Dataset →
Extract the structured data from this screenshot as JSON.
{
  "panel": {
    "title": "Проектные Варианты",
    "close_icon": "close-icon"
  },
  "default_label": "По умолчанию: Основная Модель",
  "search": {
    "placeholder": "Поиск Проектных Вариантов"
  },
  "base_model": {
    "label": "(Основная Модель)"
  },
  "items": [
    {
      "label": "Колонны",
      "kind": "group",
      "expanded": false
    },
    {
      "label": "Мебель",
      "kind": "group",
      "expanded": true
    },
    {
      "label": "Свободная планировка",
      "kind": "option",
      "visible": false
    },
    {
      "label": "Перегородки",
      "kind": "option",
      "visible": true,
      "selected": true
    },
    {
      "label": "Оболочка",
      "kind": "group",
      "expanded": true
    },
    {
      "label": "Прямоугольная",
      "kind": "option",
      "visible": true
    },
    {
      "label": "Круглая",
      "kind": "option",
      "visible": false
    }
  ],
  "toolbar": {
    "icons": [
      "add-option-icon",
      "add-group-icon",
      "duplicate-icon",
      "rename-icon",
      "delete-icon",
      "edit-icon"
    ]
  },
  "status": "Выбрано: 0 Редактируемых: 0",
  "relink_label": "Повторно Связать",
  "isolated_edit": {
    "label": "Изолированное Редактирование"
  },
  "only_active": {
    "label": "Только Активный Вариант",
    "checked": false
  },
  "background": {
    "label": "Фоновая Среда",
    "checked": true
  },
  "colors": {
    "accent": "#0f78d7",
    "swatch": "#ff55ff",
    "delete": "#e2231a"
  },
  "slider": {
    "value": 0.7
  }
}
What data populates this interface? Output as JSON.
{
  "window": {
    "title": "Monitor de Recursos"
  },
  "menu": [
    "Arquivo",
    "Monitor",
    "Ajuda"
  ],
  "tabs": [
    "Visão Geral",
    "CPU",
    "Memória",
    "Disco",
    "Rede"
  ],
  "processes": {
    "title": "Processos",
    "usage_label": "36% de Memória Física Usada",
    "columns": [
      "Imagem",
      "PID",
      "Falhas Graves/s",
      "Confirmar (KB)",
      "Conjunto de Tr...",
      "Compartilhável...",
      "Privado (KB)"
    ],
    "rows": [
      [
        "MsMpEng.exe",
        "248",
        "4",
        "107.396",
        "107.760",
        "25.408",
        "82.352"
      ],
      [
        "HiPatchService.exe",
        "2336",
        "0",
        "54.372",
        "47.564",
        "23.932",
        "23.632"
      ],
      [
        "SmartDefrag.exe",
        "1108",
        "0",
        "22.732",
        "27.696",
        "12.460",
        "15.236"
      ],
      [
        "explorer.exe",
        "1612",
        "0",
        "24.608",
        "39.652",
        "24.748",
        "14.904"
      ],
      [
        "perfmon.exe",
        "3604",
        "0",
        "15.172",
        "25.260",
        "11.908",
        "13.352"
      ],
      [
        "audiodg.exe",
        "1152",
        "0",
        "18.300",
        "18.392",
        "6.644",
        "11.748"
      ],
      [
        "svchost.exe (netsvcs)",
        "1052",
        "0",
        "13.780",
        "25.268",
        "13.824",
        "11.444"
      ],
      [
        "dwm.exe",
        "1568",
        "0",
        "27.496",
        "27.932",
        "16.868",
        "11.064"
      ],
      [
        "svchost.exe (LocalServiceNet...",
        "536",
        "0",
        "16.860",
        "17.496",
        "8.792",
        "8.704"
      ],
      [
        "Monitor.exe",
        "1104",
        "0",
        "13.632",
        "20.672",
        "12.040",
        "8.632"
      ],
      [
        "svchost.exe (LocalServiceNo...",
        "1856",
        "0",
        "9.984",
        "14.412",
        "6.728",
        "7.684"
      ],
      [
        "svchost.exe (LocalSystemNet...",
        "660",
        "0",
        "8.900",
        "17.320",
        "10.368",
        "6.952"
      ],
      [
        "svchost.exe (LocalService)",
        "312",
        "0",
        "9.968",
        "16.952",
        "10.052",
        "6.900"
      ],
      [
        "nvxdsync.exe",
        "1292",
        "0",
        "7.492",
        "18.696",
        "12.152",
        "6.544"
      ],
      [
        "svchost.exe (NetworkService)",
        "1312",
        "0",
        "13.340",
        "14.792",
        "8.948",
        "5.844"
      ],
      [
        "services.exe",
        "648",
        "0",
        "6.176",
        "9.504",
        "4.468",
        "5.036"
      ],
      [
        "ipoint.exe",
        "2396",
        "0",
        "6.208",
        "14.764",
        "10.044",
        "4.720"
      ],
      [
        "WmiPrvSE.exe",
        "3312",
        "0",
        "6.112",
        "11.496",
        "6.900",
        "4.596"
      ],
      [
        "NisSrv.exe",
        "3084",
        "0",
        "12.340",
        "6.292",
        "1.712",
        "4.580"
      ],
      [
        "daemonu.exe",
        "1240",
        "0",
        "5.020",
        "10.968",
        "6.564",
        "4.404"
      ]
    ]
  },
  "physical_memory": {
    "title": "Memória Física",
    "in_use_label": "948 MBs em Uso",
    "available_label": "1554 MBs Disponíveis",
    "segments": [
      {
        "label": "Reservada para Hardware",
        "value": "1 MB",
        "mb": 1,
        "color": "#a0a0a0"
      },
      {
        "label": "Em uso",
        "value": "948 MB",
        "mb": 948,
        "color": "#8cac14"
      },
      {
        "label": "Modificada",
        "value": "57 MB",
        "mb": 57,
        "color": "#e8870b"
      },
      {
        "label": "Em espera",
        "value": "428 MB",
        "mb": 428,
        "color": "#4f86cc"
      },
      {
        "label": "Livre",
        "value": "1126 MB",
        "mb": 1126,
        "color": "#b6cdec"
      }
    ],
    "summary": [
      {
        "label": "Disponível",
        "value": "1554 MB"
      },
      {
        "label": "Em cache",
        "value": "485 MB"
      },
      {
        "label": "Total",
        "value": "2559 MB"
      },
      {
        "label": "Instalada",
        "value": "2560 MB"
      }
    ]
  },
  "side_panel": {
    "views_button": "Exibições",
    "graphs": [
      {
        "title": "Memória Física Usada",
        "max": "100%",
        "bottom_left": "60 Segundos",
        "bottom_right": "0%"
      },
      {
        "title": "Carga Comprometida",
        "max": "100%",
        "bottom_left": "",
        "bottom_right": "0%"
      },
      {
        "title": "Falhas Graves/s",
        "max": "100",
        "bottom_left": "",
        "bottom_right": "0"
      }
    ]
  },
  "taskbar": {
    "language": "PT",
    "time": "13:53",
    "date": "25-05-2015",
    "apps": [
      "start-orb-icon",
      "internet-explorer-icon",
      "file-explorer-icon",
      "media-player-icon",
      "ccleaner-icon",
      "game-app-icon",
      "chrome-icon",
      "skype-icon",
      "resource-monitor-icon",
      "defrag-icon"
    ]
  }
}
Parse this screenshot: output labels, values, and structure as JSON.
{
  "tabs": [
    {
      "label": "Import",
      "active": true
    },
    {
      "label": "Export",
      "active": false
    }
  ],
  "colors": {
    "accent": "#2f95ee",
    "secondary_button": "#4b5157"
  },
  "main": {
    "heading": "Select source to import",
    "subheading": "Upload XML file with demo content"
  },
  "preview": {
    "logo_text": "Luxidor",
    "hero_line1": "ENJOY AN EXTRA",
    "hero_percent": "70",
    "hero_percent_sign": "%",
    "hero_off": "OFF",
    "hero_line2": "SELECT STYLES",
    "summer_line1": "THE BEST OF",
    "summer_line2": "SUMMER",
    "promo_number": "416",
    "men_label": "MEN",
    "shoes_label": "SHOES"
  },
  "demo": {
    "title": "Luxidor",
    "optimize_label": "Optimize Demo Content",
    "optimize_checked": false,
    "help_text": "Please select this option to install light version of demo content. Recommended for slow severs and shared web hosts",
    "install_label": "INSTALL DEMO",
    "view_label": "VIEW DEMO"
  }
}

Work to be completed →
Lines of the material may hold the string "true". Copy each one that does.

Your solution →
      "expanded": true
      "visible": true,
      "selected": true
      "expanded": true
      "visible": true
    "checked": true
      "active": true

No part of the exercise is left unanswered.